It's billed as a horror film, but Lars von Trier's "Antichrist" has few hallmarks of horror in the traditional sense. Every ghastly development in the film arguably has roots in the characters' own guilt-ravaged minds, not in the designs of some malicious supernatural force, but you could interpret the film either way. The ambiguity is what lends it its unassailable, disquieting power.

Fittingly, "Antichrist" kicked off Lars von Trier's unofficial "Depression Trilogy," a series of works said to represent the filmmaker's own mental health struggles. "Antichrist" is joined in this ensemble by the equally inviting titles "Melancholia" and "Nymphomaniac." The entire collection is worth watching, particularly the deeply unsettling "Melancholia," but "Antichrist" earns its spot on this list through sheer intensity. There are only two central characters: a husband (Willem DaFoe) and wife (Charlotte Gainsbourg) who retreat to a cabin to attempt to work through their grief after the death of their child.

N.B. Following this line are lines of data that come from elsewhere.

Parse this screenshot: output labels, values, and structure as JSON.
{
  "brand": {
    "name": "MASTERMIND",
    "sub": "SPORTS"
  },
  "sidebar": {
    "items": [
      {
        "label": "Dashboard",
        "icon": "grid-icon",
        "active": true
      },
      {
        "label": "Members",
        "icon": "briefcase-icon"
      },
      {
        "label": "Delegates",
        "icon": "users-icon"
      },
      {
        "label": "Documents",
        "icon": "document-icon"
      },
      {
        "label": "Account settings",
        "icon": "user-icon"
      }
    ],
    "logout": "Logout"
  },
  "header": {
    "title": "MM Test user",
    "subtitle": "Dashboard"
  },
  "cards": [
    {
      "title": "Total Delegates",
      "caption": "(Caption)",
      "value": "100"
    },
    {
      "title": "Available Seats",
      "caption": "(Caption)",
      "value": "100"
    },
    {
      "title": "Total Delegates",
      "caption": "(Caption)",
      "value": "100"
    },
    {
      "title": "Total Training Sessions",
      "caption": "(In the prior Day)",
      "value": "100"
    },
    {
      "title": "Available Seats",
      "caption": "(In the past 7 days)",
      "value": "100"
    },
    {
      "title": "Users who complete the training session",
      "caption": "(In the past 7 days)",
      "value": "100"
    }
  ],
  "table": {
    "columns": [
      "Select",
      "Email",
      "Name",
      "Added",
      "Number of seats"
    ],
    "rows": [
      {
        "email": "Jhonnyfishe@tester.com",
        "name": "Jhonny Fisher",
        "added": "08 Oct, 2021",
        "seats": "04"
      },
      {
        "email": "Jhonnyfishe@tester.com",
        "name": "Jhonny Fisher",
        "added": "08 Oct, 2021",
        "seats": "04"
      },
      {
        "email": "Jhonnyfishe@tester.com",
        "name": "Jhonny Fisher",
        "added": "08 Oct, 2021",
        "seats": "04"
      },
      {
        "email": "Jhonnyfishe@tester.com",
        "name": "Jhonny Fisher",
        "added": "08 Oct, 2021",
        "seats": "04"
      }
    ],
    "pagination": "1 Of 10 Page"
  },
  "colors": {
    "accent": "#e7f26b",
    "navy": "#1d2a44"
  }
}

If you're an avid fan of "Requiem for a Dream," there's a good chance you're drawn to "messed up" movies. If so, "Antichrist" is a must-watch: When it premiered at the Cannes Film Festival, it caused perhaps the most varied reactions in the history of the event: Some people laughed, some applauded, some walked out, and four fainted. Which camp will you fall into?


The polarized response to "mother!" (which director Aronofsky intentionally styled in lowercase) is like candy for people who like their psychological dramas to make them uncomfortable. "Requiem for a Dream" is gut-wrenching, but "mother!" is something else entirely.

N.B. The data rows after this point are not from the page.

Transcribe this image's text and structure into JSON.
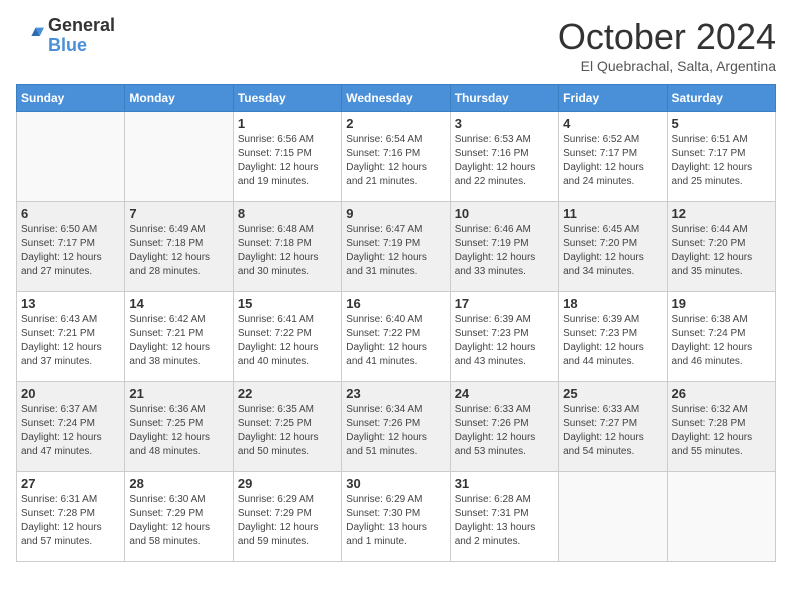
{
  "header": {
    "logo_general": "General",
    "logo_blue": "Blue",
    "title": "October 2024",
    "subtitle": "El Quebrachal, Salta, Argentina"
  },
  "days_of_week": [
    "Sunday",
    "Monday",
    "Tuesday",
    "Wednesday",
    "Thursday",
    "Friday",
    "Saturday"
  ],
  "weeks": [
    [
      {
        "day": "",
        "info": ""
      },
      {
        "day": "",
        "info": ""
      },
      {
        "day": "1",
        "info": "Sunrise: 6:56 AM\nSunset: 7:15 PM\nDaylight: 12 hours and 19 minutes."
      },
      {
        "day": "2",
        "info": "Sunrise: 6:54 AM\nSunset: 7:16 PM\nDaylight: 12 hours and 21 minutes."
      },
      {
        "day": "3",
        "info": "Sunrise: 6:53 AM\nSunset: 7:16 PM\nDaylight: 12 hours and 22 minutes."
      },
      {
        "day": "4",
        "info": "Sunrise: 6:52 AM\nSunset: 7:17 PM\nDaylight: 12 hours and 24 minutes."
      },
      {
        "day": "5",
        "info": "Sunrise: 6:51 AM\nSunset: 7:17 PM\nDaylight: 12 hours and 25 minutes."
      }
    ],
    [
      {
        "day": "6",
        "info": "Sunrise: 6:50 AM\nSunset: 7:17 PM\nDaylight: 12 hours and 27 minutes."
      },
      {
        "day": "7",
        "info": "Sunrise: 6:49 AM\nSunset: 7:18 PM\nDaylight: 12 hours and 28 minutes."
      },
      {
        "day": "8",
        "info": "Sunrise: 6:48 AM\nSunset: 7:18 PM\nDaylight: 12 hours and 30 minutes."
      },
      {
        "day": "9",
        "info": "Sunrise: 6:47 AM\nSunset: 7:19 PM\nDaylight: 12 hours and 31 minutes."
      },
      {
        "day": "10",
        "info": "Sunrise: 6:46 AM\nSunset: 7:19 PM\nDaylight: 12 hours and 33 minutes."
      },
      {
        "day": "11",
        "info": "Sunrise: 6:45 AM\nSunset: 7:20 PM\nDaylight: 12 hours and 34 minutes."
      },
      {
        "day": "12",
        "info": "Sunrise: 6:44 AM\nSunset: 7:20 PM\nDaylight: 12 hours and 35 minutes."
      }
    ],
    [
      {
        "day": "13",
        "info": "Sunrise: 6:43 AM\nSunset: 7:21 PM\nDaylight: 12 hours and 37 minutes."
      },
      {
        "day": "14",
        "info": "Sunrise: 6:42 AM\nSunset: 7:21 PM\nDaylight: 12 hours and 38 minutes."
      },
      {
        "day": "15",
        "info": "Sunrise: 6:41 AM\nSunset: 7:22 PM\nDaylight: 12 hours and 40 minutes."
      },
      {
        "day": "16",
        "info": "Sunrise: 6:40 AM\nSunset: 7:22 PM\nDaylight: 12 hours and 41 minutes."
      },
      {
        "day": "17",
        "info": "Sunrise: 6:39 AM\nSunset: 7:23 PM\nDaylight: 12 hours and 43 minutes."
      },
      {
        "day": "18",
        "info": "Sunrise: 6:39 AM\nSunset: 7:23 PM\nDaylight: 12 hours and 44 minutes."
      },
      {
        "day": "19",
        "info": "Sunrise: 6:38 AM\nSunset: 7:24 PM\nDaylight: 12 hours and 46 minutes."
      }
    ],
    [
      {
        "day": "20",
        "info": "Sunrise: 6:37 AM\nSunset: 7:24 PM\nDaylight: 12 hours and 47 minutes."
      },
      {
        "day": "21",
        "info": "Sunrise: 6:36 AM\nSunset: 7:25 PM\nDaylight: 12 hours and 48 minutes."
      },
      {
        "day": "22",
        "info": "Sunrise: 6:35 AM\nSunset: 7:25 PM\nDaylight: 12 hours and 50 minutes."
      },
      {
        "day": "23",
        "info": "Sunrise: 6:34 AM\nSunset: 7:26 PM\nDaylight: 12 hours and 51 minutes."
      },
      {
        "day": "24",
        "info": "Sunrise: 6:33 AM\nSunset: 7:26 PM\nDaylight: 12 hours and 53 minutes."
      },
      {
        "day": "25",
        "info": "Sunrise: 6:33 AM\nSunset: 7:27 PM\nDaylight: 12 hours and 54 minutes."
      },
      {
        "day": "26",
        "info": "Sunrise: 6:32 AM\nSunset: 7:28 PM\nDaylight: 12 hours and 55 minutes."
      }
    ],
    [
      {
        "day": "27",
        "info": "Sunrise: 6:31 AM\nSunset: 7:28 PM\nDaylight: 12 hours and 57 minutes."
      },
      {
        "day": "28",
        "info": "Sunrise: 6:30 AM\nSunset: 7:29 PM\nDaylight: 12 hours and 58 minutes."
      },
      {
        "day": "29",
        "info": "Sunrise: 6:29 AM\nSunset: 7:29 PM\nDaylight: 12 hours and 59 minutes."
      },
      {
        "day": "30",
        "info": "Sunrise: 6:29 AM\nSunset: 7:30 PM\nDaylight: 13 hours and 1 minute."
      },
      {
        "day": "31",
        "info": "Sunrise: 6:28 AM\nSunset: 7:31 PM\nDaylight: 13 hours and 2 minutes."
      },
      {
        "day": "",
        "info": ""
      },
      {
        "day": "",
        "info": ""
      }
    ]
  ]
}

You're uncomfortable the whole time, but you're not really sure why — and when everything finally hits the fan in deranged fashion in the last 20 minutes or so of the film, it seems less the result of a coherent sequence of events and more like a violent fever dream you wouldn't even try to explain when you woke up.

But if you were to try to explain "mother!" you would probably talk about the strange relationship between Jennifer Lawrence's "mother" and her husband, known only as "Him": the former is the muse for the latter, a poet. They live together in peaceful solitude until the arrival of an impolite and eccentric couple — intense fans of the poet's work — upends their tranquil existence. But that's only the beginning. If you liked the unforgiving gruesomeness of "Requiem for a Dream," you'll love to hate where "mother!" ends up.

Fight Club

You knew we had to talk about "Fight Club." For a genre of film that seems to repeatedly demonstrate the dangers of not getting enough sleep, psychological dramas sure ten to keep viewers up at night with their bizarre premises. The main character of "Fight Club," an unnamed Narrator, is an insomniac much like Travis Bickle. 

The Narrator holds a low opinion of society and is deeply dissatisfied with his place in it until he meets (or invents?) his volatile character foil, Tyler Durden, and establishes a fight club to air his pent-up aggression. Like the characters in Aronofsky's "Requiem for a Dream," the Narrator makes frequent attempts at escapism and demonstrates himself to be deceptive and unreliable along the way.

In "Requiem," the consequences of these personal tendencies are plainly spelled out. But we don't see the extent of the Narrator's deception — including self-deception — until the very end of "Fight Club," when the film's notorious twist reveals that the narrator is, perhaps more than any other individual in any of these films, very much imprisoned in a hell of his own making. Based on Chuck Palahniuk's novel of the same name, the movie is mordantly funny and hyper-stylized in a way that tends to attract edgy adolescent fans. Still, this cult classic offers a compelling psychological spectacle.